HENDRIX: Are you still playing a lot of music?

GOLDBLUM: I play, when I’m not working, once a week, these days on Wednesday nights from 9:00 ’till midnight at Rockwell—like Sam Rockwell or Norman Rockwell—in Los Feliz, with a bunch of great musicians. I love playing. We play jazz. We actually never rehearse and play different things and surprise each other and ourselves and the crowd suggests things and people get up and sing.

HENDRIX: I’ve been hearing rumours about another installment of Jurassic Park in the works. Will we be seeing you as Dr. Malcolm again?

GOLDBLUM: I don’t know anything about it, so I guess I can confirm I’ve had no… I know nothing about it. I was satisfied with my two appearances, but Steven Spielberg directed those. I don’t know if he’s directing this one, but I like those two. So I think that means I’ll be buying a ticket and happily watching it.

HENDRIX: Do you feel like you’ve moved on from that period in your career, when you were doing those sorts of blockbuster films, as opposed to the smaller, more indie roles you’ve taken on lately?

GOLDBLUM: I don’t know if I have compartmentalized different periods of my career that way, but yeah, I seem to be always doing a variety of things. Luckily.

HENDRIX: Well, you certainly always seem busy.

GOLDBLUM: Thank goodness!

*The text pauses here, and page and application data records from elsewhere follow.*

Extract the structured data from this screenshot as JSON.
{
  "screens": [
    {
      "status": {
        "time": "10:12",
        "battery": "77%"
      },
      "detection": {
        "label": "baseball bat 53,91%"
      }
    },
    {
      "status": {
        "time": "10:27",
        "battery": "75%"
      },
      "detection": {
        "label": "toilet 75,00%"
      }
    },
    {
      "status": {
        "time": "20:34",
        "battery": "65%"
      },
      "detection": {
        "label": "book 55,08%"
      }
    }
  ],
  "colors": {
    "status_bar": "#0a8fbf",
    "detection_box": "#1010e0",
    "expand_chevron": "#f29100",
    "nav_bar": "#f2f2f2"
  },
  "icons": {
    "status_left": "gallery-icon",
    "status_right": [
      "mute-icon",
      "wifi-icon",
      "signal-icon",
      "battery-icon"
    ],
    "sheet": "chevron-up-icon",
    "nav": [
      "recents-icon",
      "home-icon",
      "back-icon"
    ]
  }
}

THE GRAND BUDAPEST HOTEL COMES OUT THIS FRIDAY, MARCH 7. LE WEEK-END COMES OUT MARCH 14 IN LIMITED RELEASE.